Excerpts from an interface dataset
-------
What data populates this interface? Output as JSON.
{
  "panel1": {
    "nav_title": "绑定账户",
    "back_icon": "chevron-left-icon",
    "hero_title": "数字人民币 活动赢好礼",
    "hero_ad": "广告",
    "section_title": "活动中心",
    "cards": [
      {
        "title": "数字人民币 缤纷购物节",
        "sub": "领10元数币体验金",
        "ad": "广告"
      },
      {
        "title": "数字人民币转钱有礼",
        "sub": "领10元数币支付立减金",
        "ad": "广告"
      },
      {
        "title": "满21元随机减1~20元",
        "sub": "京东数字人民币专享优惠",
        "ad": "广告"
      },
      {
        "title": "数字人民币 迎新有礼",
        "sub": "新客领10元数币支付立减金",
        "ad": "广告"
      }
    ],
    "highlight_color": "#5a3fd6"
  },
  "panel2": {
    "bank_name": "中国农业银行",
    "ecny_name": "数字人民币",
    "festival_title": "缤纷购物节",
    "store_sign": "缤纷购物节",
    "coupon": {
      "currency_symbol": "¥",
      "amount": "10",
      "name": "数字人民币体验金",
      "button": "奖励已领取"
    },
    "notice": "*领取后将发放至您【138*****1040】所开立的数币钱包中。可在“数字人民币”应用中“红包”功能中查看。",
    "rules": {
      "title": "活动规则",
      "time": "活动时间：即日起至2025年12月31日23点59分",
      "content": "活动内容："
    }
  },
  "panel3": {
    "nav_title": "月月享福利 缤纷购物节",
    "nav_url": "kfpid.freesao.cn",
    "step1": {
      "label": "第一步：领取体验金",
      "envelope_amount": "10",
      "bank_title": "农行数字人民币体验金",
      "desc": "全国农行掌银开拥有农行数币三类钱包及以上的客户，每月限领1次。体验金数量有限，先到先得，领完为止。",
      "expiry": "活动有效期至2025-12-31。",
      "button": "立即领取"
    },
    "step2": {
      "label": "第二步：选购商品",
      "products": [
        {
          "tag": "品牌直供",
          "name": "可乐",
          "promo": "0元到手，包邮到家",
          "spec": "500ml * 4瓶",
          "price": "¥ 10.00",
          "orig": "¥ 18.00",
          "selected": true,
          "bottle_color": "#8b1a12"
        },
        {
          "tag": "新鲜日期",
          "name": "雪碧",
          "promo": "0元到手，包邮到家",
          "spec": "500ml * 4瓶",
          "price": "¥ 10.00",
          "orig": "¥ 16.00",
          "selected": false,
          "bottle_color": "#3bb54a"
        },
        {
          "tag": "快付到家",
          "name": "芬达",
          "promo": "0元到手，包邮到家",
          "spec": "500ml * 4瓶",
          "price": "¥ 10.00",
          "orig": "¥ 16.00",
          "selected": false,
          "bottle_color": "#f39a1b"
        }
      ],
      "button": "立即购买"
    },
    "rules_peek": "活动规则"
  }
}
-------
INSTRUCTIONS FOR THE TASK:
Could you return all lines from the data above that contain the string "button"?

TASK RESPONSE:
      "button": "奖励已领取"
      "button": "立即领取"
      "button": "立即购买"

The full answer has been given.